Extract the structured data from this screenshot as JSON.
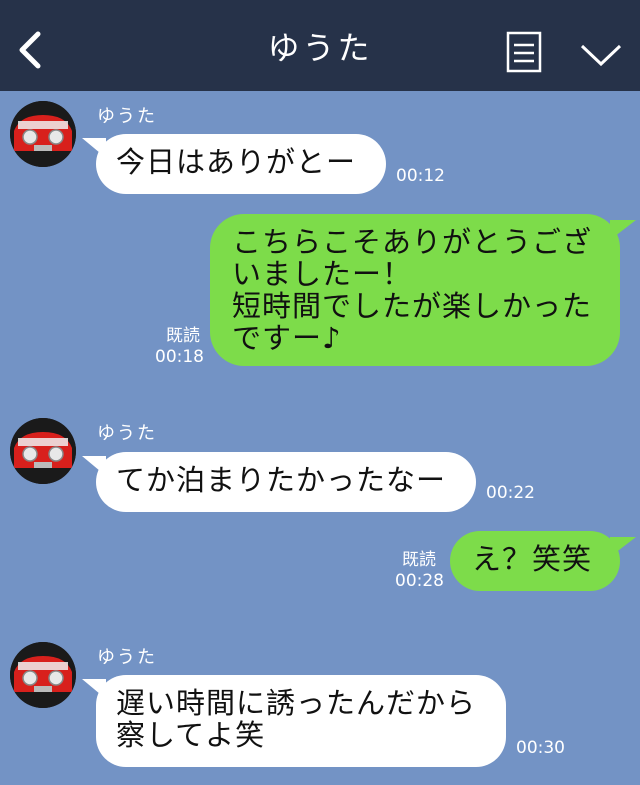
{
  "header": {
    "title": "ゆうた",
    "back_icon": "chevron-left-icon",
    "menu_icon": "list-icon",
    "expand_icon": "chevron-down-icon"
  },
  "colors": {
    "background": "#7393c5",
    "header": "#263249",
    "incoming_bubble": "#ffffff",
    "outgoing_bubble": "#7ddc4a"
  },
  "messages": [
    {
      "direction": "incoming",
      "sender": "ゆうた",
      "text": "今日はありがとー",
      "time": "00:12"
    },
    {
      "direction": "outgoing",
      "text": "こちらこそありがとうございましたー！\n短時間でしたが楽しかったですー♪",
      "read": "既読",
      "time": "00:18"
    },
    {
      "direction": "incoming",
      "sender": "ゆうた",
      "text": "てか泊まりたかったなー",
      "time": "00:22"
    },
    {
      "direction": "outgoing",
      "text": "え？笑笑",
      "read": "既読",
      "time": "00:28"
    },
    {
      "direction": "incoming",
      "sender": "ゆうた",
      "text": "遅い時間に誘ったんだから\n察してよ笑",
      "time": "00:30"
    }
  ]
}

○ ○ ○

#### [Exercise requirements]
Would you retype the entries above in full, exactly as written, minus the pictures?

#### [Answer for the task]
Extract the structured data from this screenshot as JSON.
{
  "header": {
    "title": "ゆうた",
    "back_icon": "chevron-left-icon",
    "menu_icon": "list-icon",
    "expand_icon": "chevron-down-icon"
  },
  "colors": {
    "background": "#7393c5",
    "header": "#263249",
    "incoming_bubble": "#ffffff",
    "outgoing_bubble": "#7ddc4a"
  },
  "messages": [
    {
      "direction": "incoming",
      "sender": "ゆうた",
      "text": "今日はありがとー",
      "time": "00:12"
    },
    {
      "direction": "outgoing",
      "text": "こちらこそありがとうございましたー！\n短時間でしたが楽しかったですー♪",
      "read": "既読",
      "time": "00:18"
    },
    {
      "direction": "incoming",
      "sender": "ゆうた",
      "text": "てか泊まりたかったなー",
      "time": "00:22"
    },
    {
      "direction": "outgoing",
      "text": "え？笑笑",
      "read": "既読",
      "time": "00:28"
    },
    {
      "direction": "incoming",
      "sender": "ゆうた",
      "text": "遅い時間に誘ったんだから\n察してよ笑",
      "time": "00:30"
    }
  ]
}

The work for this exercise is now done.